Interesting articles are something people love to get and I love to give.
Here is one I think you will enjoy. This note came from a coaching colleague of mine. It asks a key question about behavioral change and gives an intuitive way to explain the leadership growth process to executives.
Coaching for Behavioral Change
People often ask, “Can executives really change their behavior?” The answer is definitely yes. If the coach will follow these basic steps, clients almost always get better!
The following process is highly transferable and is being used by certified coaches around the world to deliver Measurable Leadership Growth, Guaranteed. When these steps are followed, leaders can always achieve positive, measurable results in changed behavior – not as judged by themselves, but as judged by pre-selected, key co-workers. This process has been used with great success by both external coaches and internal coaches and you can do it to.
- Involve the leaders being coached in determining the desired behavior in their leadership roles. Leaders cannot be expected to change behavior if they don’t have a clear understanding of what desired behavior looks like. The people that I coach (in agreement with their managers) work with me to determine desired leadership behavior.
Involve the leaders being coached in determining key stakeholders. Not only do clients need to be clear on desired behaviors, they need to be clear (again in agreement with their managers) on key stakeholders. There are two major reasons why people deny the validity of feedback, either wrong items being rated, or wrong raters. Having clients and their managers agree on the desired behaviors and key stakeholders in advance helps ensure their “buy in” to the process.

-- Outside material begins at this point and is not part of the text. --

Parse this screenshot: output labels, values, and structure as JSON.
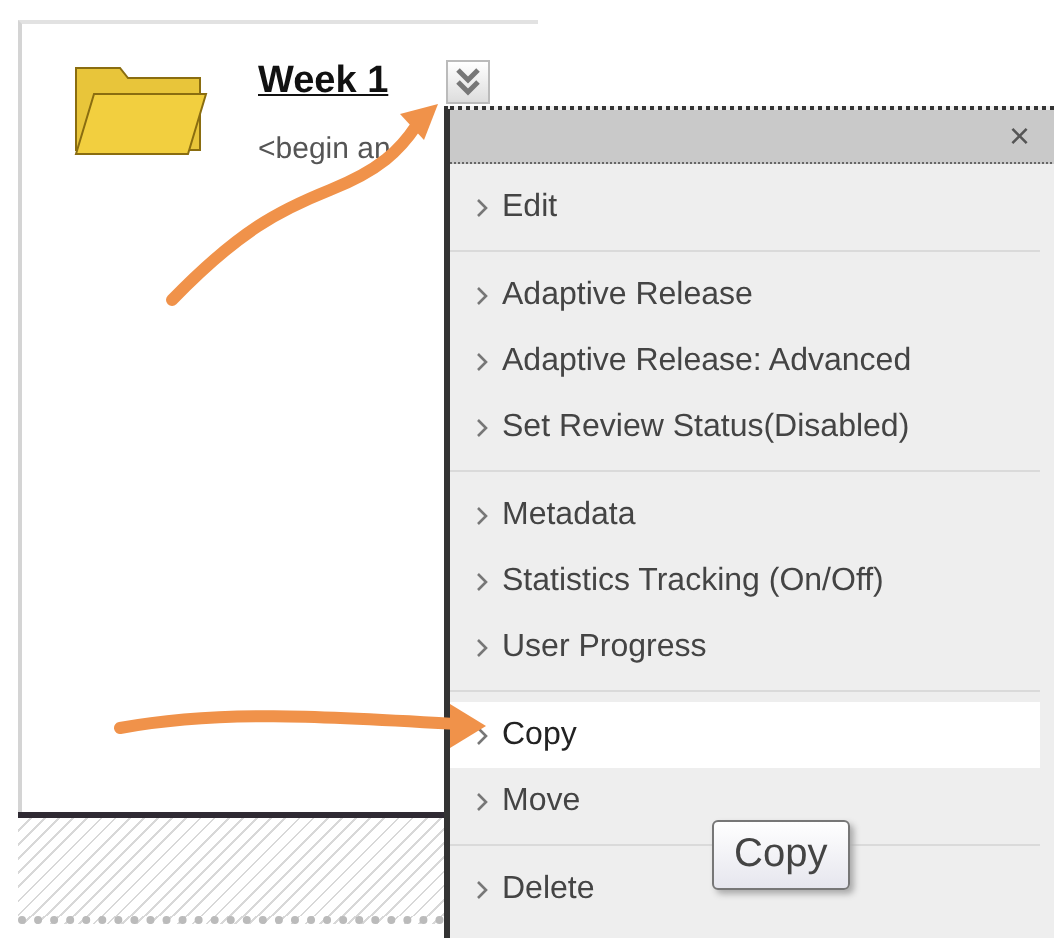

Collect feedback. In my coaching practice, I personally interview all key stakeholders. The people who I am coaching are all CEOs or potential CEOs, and the company is making a real investment in their development. However, at lower levels in the organization (that are more price sensitive), traditional 360° feedback can work very well. In either case, feedback is critical. It is impossible to get evaluated on changed behavior if there is not agreement on what behavior to change!
Reach agreement on key behaviors for change. As I have become more experienced, my approach has become simpler and more focused. I generally recommend picking only one to two key areas for behavioral change with each client. This helps ensure maximum attention to the most important behavior. My clients and their managers (unless my client is the CEO) agree upon the desired behavior for change. This ensures that I won’t spend a year working with my clients and have their managers determine that we have worked on the wrong thing!
Have the coaching clients respond to key stakeholders. The person being reviewed should talk with each key stakeholder and collect additional “feed forward” suggestions on how to improve the key areas targeted for improvement. In responding, the person being coached should keep the conversation positive, simple, and focused. When mistakes have been made in the past, it is generally a good idea to apologize and ask for help in changing the future. I suggest that my clients listen to stakeholder suggestions and not judge the suggestions.
Review what has been learned with clients and help them develop an action plan. As was stated earlier, my clients have to agree to the basic steps in our process. On the other hand, outside of the basic steps, all of the other ideas that I share with my clients are suggestions. I just ask them to listen to my ideas in the same way they are listening to the ideas from their key stakeholders. I then ask them to come back with a plan of what they want to do. These plans need to come from them, not me. After reviewing their plans, I almost always encourage them to live up to their own commitments. I am much more of a facilitator than a judge. I usually just help my clients do what they know is the right thing to do.
Develop an ongoing follow-up process. Ongoing follow-up should be very efficient and focused. Questions like, “Based upon my behavior last month, what ideas do you have for me for next month?” can keep a focus on the future. Within six months conduct a two- to six-item mini-survey with key stakeholders. They should be asked whether the person has become more or less effective in the areas targeted for improvement.
Review results and start again. If the person being coached has taken the process seriously, stakeholders almost invariably report improvement. Build on that success by repeating the process for the next 12 to 18 months. This type of follow-up will assure continued progress on initial goals and uncover additional areas for improvement. Stakeholders will appreciate the follow-up. No one minds filling out a focused, two- to six-item questionnaire if they see positive results. The person being coached will benefit from ongoing, targeted steps to improve performance.
This approach has high impact for both top executives and can be even more useful for high-potential future leaders. These are the people who have great careers in front of them. Increasing effectiveness in leading people can have an even greater impact if it is a 20-year process, instead of a one-year program.
People often ask, “Can executives really change their behavior?” The answer is definitely yes. At the top of major organizations even a small positive change in behavior can have a big impact at all levels of management. From an organizational perspective, the fact that the executive is trying to change anything (and is being a role model for personal development) may be even more important than what the executive is trying to change. One key message that I have given every CEO that I coach is this…
Thank you for your time. If you would like to discuss ways I might help you with your own executive development, click below.